STEM Activity: Inflating the Ghost Balloon
How do you explain the concept of a ghost to a toddler? You don’t want to start saying morbid things like “oh, it’s the spirits of dead people who haunt us from the beyond.” Talk about sleepless nights filled with nightmares! But what do you say to a toddler who keeps seeing images of ghosts posted everywhere for Halloween? I have decided to go the simple route and explained that ghosts are these white creatures who can fly around because they have magic. Of course, anytime a toddler hears the word “fly,” he/she gets all excited and wants to know how. Well, here is a STEM activity that will show a toddler how a ghost can fly!
- Baking soda
- White distilled vinegar
- Empty water bottle
- Funnel (optional)
- Permanent marker
Hopefully, you have all the supplies around the house and there is no need to go out shopping for them.

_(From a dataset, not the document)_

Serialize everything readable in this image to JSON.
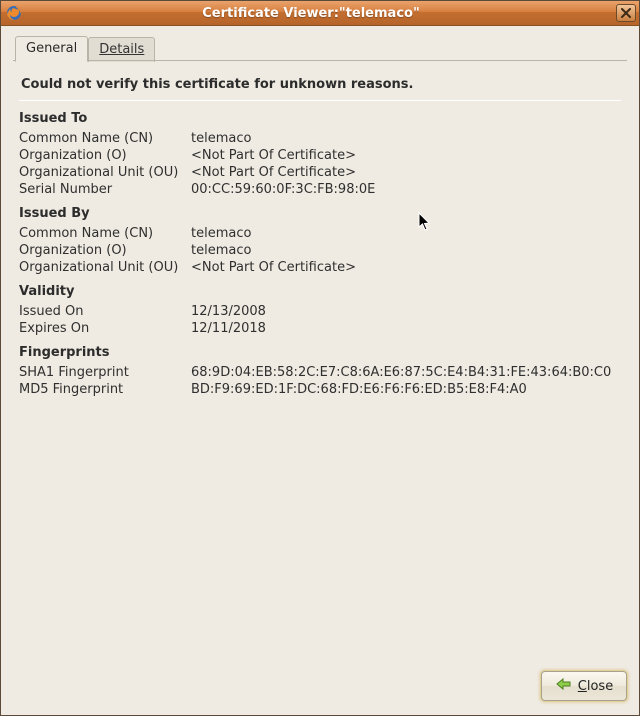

Even if you do, you will easily be able to find other uses for baking soda or vinegar. I love using baking soda and vinegar to clear my drains – watching the bubbles fizzle is so fascinating!
- Fill the water bottle up with about 1” of vinegar.
- Draw a ghost face on the balloon with the permanent marker.
- Fill the balloon with 3 tablespoons of baking soda. I used a funnel to get the baking soda into the balloon without too much spillage. *Tip: Make sure there are no clumps in your baking soda! The first time I tried this experiment the clumps clogged up my funnel and it look some muscle to push the clumps through.
- Carefully stretch the balloon over the mouth of the water bottle. Make sure the baking soda doesn’t spill into the bottle!
- Showtime! Lift the balloon so that it’s completely vertical, thus dumping all the baking soda inside into the vinegar.
- Watch the ghost balloon inflate!
How cool is this experiment! I love watching the balloon inflate, and it inflated a lot faster than I thought. You may want to keep a hand on the balloon while it is inflating to make sure the balloon doesn’t pop off the bottle and shoot vinegar everywhere. You can play with the quantities of vinegar and baking soda if you wish – the more the baking soda and vinegar, the more carbon dioxide is generated, and the bigger the balloon should inflate. Just don’t go crazy because your balloon might explode or fly off and you would have a geyser on your hands!
If you have a curious 4 years old like mine, you may need to explain more about why the balloon can inflate with just the baking soda and vinegar. Well great, learning the science behind this experiment is the point of the STEM project! Basically, the acid (vinegar) and the base (baking soda) creates carbon dioxide gas when mixed together. Carbon dioxide causes bubbles to form in the water bottle and as the gas is released, the balloon starts to inflate.
Another question you may get is, how come the balloons don’t float? Well, carbon dioxide is heavier than air. Therefore, when you drop the balloon, it will fall to the ground instead of flying up in the air. Moreover, you will probably get some baking soda/vinegar mixture in the balloon and that would cause the balloon to be too heavy to float as well.
My kids had so much fun watching the ghost balloon inflate. Even though they are still unclear on what exactly is a ghost, I think this STEM experiment satisfied them for now. You can use different colored balloons to teach colors, and you can try experimenting with different balloon sizes. Overall, a super exciting experiment that consists of everyday household items and that is easy to set up. Win!